Managers are concerned that to date there does not seem to be any mechanism in place to meet surges in activity, that the MTPF may adversely affect elective cases, that it will not provide any incentive to cut the length of patient stay and that investment will need to be made in coding to meet very tight Department of Health requirements.

They also say that there is little clarity as to how the new scheme will cover the additional costs of academic teaching hospitals, how it will cover day cases which are not covered by HIPE, or if procedures which were outsourced in previous years in a bid to cut waiting lists will be included in establishing base line hospital activity.

Managers are ad idem that a priority will be for managers and clinicians to work together.

Said one Manager: “The Department will want all completed coded information on procedures carried out in a particular month submitted at the end of that month, which will be quite challenging, particularly in the case of co-morbidities and where procedures are carried out in the last days of the month. We will be very dependent on clinicians to get this done and we will also require additional resources to ensure that this coding can be carried out on a timely basis. The Department has stated that it considers it vital that hospitals bring HIPE coding up to date with existing coding timelines and maintain that work.

The MTPF will also have to find ways to deal with surges in hospital activity, particularly in hospitals which are tertiary referral centres for expensive specialties.

Another manager raised the question of how hospitals will be expected to deal with the introduction during a year of new procedures. The manager said that with the current state of research, new procedures were constantly being introduced and consultants regularly developing special or sub specialty interests, of which patients were seeking to avail.

The new payment system will also have to find ways to deal with surges in hospital activity, particularly in hospitals which are tertiary referral centres for expensive specialities.

The MTPF was piloted in a number of orthopaedic services last year. The pilot covered four DRGs – normal and revision hip and knee replacements, the most expensive procedures.  Calculations were made about the cost of these procedures in a base year; this was deducted from the hospitals’ budgets at the beginning of the year and paid back to them as the procedures were carried out.  The hospitals notified the HSE each month of the number of the procedures carried out and the money was paid to them promptly.

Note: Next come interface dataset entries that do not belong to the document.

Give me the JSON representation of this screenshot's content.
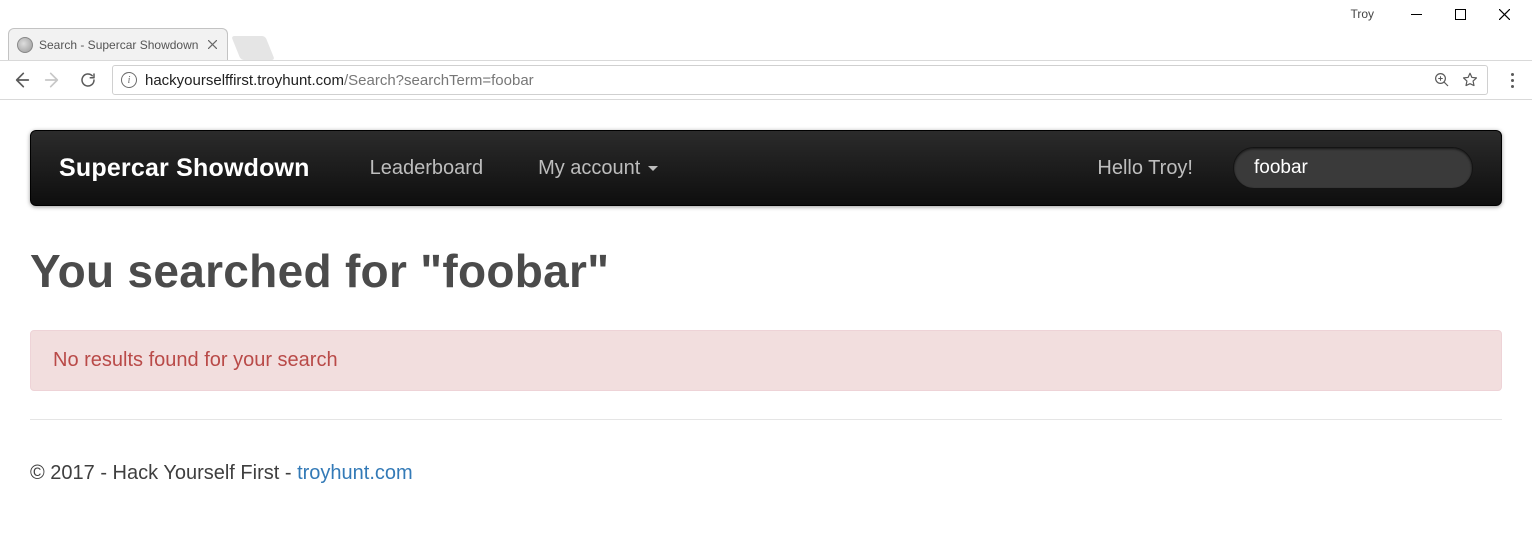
{
  "browser": {
    "user_label": "Troy",
    "tab_title": "Search - Supercar Showdown",
    "url_host": "hackyourselffirst.troyhunt.com",
    "url_path": "/Search?searchTerm=foobar"
  },
  "navbar": {
    "brand": "Supercar Showdown",
    "links": {
      "leaderboard": "Leaderboard",
      "account": "My account"
    },
    "greeting": "Hello Troy!",
    "search_value": "foobar"
  },
  "content": {
    "heading": "You searched for \"foobar\"",
    "no_results": "No results found for your search"
  },
  "footer": {
    "prefix": "© 2017 - Hack Yourself First - ",
    "link_text": "troyhunt.com"
  }
}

Some hospitals completed all their agreed numbers of joint replacements by August or September. They had reduced their average length of stay in the expectation that they would get funding to carry out additional procedures to try and meet demand. “However we found out that we were left in the situation of trying to prise more money from the HSE to deal with our waiting lists,” said one disillusioned hospital manager.

The HSE is undertaking a shadow funding exercise this year for a number of selected hospitals (one from each Hospital Group) to compare actual 2013 activity against target activity and to assess variance.  These hospitals have received numerical and casemix targets and will be told on a quarterly basis what they would have earned. This year hospitals received their 2014 budget as normal. However, a proportion of that budget was ‘earmarked’ as MFTP using inpatient and day case activity multiplied by a price for each DRG.

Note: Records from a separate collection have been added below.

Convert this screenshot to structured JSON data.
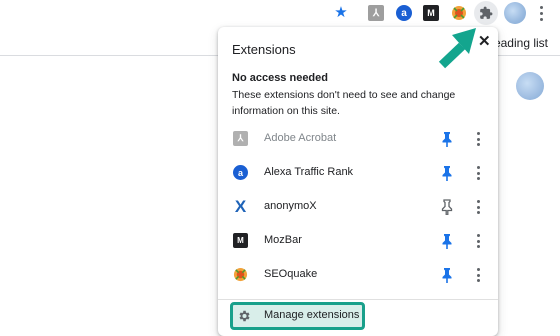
{
  "toolbar": {
    "icons": [
      "star-icon",
      "adobe-acrobat-icon",
      "alexa-icon",
      "mozbar-icon",
      "seoquake-icon",
      "puzzle-icon",
      "avatar",
      "more-vert-icon"
    ],
    "reading_list": "Reading list"
  },
  "popup": {
    "title": "Extensions",
    "close_symbol": "✕",
    "section_title": "No access needed",
    "section_desc": "These extensions don't need to see and change information on this site.",
    "extensions": [
      {
        "name": "Adobe Acrobat",
        "icon": "adobe-acrobat-icon",
        "pinned": true,
        "dimmed": true
      },
      {
        "name": "Alexa Traffic Rank",
        "icon": "alexa-icon",
        "pinned": true
      },
      {
        "name": "anonymoX",
        "icon": "anonymox-icon",
        "pinned": false
      },
      {
        "name": "MozBar",
        "icon": "mozbar-icon",
        "pinned": true
      },
      {
        "name": "SEOquake",
        "icon": "seoquake-icon",
        "pinned": true
      }
    ],
    "manage_label": "Manage extensions"
  },
  "colors": {
    "pin_blue": "#1a73e8",
    "highlight_teal": "#19a08b",
    "highlight_fill": "#d9eeea"
  }
}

The MFTP Steering Group is deliberating on the consequences which will apply in 2014 for hospitals which do not deliver planned activity targets.

At the end of each month hospitals will be required to provide details of the activity they have carried out during the period by coding activity to HIPE in the normal manner and timescales. The HIPE team will carry out their standard validation checks and pass this data on the National Casemix Programme (NCP) for review.

They will be informed quarterly what they would have earned on an MFTP basis enabling them to compare it with what they have spent, said the Department.

The HSE has warned that it is important to keep close examination on activity for any potential change in the mix of DRGs as this may impede delivery of planned activity levels.

A HSE Implementation Team –  which has been established  and under which a commissioning framework will be developed – says it is important for hospitals to understand that they will not receive any additional funding for any activity performed which exceeds the agreed activity commitment. They will receive their normal budget in 2014 and there will be no additional funding. Equally, they were told to ensure that delivery of activity was undertaken and phased appropriately across the 12 calendar months.

Hospitals in delivering their volume activity must ensure as well achievement of national access wait targets for scheduled care. An MFTP Steering Group is deliberating on the consequences which will apply in 2014 for hospitals which do not deliver planned activity targets.